• TASK TO CARRY OUT:
Look through the records that follow. Copy every line containing the word "icon".

Start of DATA SECTION

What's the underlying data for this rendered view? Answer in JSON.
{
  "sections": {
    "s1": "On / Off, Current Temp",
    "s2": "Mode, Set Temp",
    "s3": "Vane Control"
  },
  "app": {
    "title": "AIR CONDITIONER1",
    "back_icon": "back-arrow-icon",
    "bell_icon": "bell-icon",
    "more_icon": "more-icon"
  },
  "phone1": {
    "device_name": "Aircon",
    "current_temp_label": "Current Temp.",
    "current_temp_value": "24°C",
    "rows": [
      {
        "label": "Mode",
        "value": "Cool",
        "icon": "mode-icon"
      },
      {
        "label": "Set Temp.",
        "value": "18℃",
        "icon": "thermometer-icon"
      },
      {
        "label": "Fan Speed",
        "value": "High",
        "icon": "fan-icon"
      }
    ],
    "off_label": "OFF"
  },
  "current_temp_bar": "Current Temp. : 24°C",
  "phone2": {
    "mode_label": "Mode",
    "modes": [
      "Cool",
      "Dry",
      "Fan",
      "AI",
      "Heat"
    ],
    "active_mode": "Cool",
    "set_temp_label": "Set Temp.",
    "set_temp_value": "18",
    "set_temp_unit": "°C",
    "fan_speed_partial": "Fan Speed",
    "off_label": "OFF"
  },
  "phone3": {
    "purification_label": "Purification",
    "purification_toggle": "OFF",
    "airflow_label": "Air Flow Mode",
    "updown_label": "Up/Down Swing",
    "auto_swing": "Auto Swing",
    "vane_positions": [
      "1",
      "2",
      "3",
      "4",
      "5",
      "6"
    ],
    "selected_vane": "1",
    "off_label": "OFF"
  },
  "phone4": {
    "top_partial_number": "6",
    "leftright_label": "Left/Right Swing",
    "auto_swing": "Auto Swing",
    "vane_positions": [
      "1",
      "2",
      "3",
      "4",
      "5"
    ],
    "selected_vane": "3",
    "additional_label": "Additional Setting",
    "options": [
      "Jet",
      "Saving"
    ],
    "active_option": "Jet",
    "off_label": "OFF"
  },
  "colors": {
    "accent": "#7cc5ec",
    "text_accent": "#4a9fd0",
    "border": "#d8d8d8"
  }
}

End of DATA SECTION

• RESPONSE TO THE TASK:
    "back_icon": "back-arrow-icon",
    "bell_icon": "bell-icon",
    "more_icon": "more-icon"
        "icon": "mode-icon"
        "icon": "thermometer-icon"
        "icon": "fan-icon"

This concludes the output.